There are many variations to the competition that takes place in Olympic track cycling. At the Beijing Olympic games, you'll see the following individual track bike events:
- Individual pursuit
- Points race
In sprints, sometimes you'll get to see racers doing track stands, a strategic move where they come to a complete stop, balancing in place in order to force their opponent to take the lead spot. The tactic here is that the second rider then tucks in neatly behind his or her opponent, allowing them to set the pace and do the hard work pedaling in front. Then when it comes to the final, explosive sprint, the second place rider uses fresher legs to power past and take the victory.
Individual pursuit: In the individual pursuit, two riders compete head-to-head over a set distance. For men, it's 4000 meters/2.5 miles, while women race over 3000 meters/1.8 miles. The riders start from opposite points of the track, and the winner is the one who either catches his rival or records the best time overall. If one rider catches the other, the race ends at once, though the winner may still need to finish to record his overall time.
Points race: In this fascinating event, endurance and sprinting strength will determine who comes out on to in this 160-lap (40km) race. All competitors, one from each country, start at the same time. Riders score points during the event, and the top scorers at the end are the winners. The winner is the rider who primarily gains the most laps on the field and second, scores the most points by placing in one of the 20 sprints held in the course of the race, where the top four placers cash in.
In the sprints -- which are every eighth lap -- the top finisher earns five points, and it goes to three points for second, two points for third and one point for fourth. Gaining a lap is weighed more heavily; usually points scored in the sprints factor in as a tiebreaker between several riders.
Keirin:: Originating in Japan and popular in Europe (where that version is known as Motorpace), Keirin is an eight-lap, 2000 m race in which a small motorbike paces the riders around the track for five-and-a-half laps. Because the motorbike provides a slipstream, the cyclists can go at much higher speeds in Keirin than in other track races.
The riders follow the motorbike at faster and faster speeds (going from 25 kmph to 45 kmph) with only inches between them until the final lap when the motorbike peels away and the racers give it all they've got for the last two-and-a-half-laps, busting it in a mad sprint for the finish.
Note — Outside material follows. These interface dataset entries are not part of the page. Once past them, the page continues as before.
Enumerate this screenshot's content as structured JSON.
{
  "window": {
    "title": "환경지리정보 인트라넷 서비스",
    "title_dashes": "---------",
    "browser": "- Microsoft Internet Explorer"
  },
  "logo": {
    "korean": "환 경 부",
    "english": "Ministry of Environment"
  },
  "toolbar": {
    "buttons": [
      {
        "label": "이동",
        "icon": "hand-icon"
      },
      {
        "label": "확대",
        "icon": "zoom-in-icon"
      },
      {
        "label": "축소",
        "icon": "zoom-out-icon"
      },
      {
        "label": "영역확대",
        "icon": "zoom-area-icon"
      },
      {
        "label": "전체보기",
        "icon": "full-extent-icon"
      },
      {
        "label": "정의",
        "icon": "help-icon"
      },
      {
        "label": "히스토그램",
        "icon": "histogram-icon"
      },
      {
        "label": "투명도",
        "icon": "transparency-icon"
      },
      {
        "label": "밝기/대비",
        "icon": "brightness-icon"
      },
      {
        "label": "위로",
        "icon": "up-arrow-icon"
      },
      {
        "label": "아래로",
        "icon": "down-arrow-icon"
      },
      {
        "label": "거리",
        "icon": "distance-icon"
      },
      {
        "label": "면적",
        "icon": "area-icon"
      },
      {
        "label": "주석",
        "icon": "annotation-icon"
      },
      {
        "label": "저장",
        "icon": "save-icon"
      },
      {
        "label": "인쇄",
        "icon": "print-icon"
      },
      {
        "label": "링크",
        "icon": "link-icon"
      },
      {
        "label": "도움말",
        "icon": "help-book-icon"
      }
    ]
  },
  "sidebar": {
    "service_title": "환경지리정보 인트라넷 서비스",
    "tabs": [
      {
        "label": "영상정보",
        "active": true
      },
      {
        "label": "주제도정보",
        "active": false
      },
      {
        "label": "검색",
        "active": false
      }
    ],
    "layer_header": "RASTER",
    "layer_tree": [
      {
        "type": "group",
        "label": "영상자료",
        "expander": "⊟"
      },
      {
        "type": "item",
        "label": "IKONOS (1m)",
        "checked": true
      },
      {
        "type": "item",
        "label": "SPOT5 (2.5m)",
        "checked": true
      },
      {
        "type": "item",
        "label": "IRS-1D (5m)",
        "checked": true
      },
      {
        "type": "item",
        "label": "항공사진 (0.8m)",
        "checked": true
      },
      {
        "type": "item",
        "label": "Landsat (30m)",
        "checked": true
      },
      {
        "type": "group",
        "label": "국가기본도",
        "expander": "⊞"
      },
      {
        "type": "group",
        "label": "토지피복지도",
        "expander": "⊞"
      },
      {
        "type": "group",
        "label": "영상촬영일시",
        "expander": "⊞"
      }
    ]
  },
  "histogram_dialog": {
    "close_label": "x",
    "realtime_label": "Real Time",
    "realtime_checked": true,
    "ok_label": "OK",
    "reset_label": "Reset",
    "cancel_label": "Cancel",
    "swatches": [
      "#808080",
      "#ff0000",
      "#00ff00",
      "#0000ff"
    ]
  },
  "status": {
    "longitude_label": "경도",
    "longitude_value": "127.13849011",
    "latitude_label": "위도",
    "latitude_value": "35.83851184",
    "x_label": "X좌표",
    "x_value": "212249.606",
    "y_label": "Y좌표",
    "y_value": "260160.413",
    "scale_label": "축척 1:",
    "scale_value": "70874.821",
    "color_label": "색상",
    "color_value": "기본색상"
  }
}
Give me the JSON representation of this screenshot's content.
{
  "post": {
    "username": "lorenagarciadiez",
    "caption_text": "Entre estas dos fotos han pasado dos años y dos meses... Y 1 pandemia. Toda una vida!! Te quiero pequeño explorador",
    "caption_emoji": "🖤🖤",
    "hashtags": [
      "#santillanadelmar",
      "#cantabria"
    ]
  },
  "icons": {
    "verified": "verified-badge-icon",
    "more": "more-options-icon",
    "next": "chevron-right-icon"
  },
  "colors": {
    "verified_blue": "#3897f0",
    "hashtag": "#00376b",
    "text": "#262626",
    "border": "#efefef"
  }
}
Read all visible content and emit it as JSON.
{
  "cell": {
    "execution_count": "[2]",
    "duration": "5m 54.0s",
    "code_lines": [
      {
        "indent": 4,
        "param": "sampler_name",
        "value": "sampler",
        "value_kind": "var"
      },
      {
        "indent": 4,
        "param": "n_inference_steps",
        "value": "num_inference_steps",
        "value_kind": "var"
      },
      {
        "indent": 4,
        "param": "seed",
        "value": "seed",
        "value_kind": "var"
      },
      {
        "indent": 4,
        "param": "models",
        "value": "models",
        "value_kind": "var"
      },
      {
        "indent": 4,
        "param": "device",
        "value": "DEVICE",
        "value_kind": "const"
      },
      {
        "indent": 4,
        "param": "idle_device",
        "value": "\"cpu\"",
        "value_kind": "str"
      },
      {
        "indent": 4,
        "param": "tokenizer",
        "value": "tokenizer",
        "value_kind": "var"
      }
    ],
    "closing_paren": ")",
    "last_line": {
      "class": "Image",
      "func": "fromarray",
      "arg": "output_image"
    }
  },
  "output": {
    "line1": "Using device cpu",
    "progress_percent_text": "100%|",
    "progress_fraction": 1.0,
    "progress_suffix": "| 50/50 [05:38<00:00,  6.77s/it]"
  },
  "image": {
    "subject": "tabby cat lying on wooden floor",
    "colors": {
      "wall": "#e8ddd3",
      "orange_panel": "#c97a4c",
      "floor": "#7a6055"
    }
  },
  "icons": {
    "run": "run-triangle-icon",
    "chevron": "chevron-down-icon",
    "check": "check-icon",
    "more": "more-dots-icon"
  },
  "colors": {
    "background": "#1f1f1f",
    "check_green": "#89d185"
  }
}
Much of the action in Keirin comes as riders jockey for the best position immediately behind the motorbike. It's not a full contact sport by any means, but riders aren't exactly hands-off either as they attempt to manuever themselves into the prime spot for the sprint.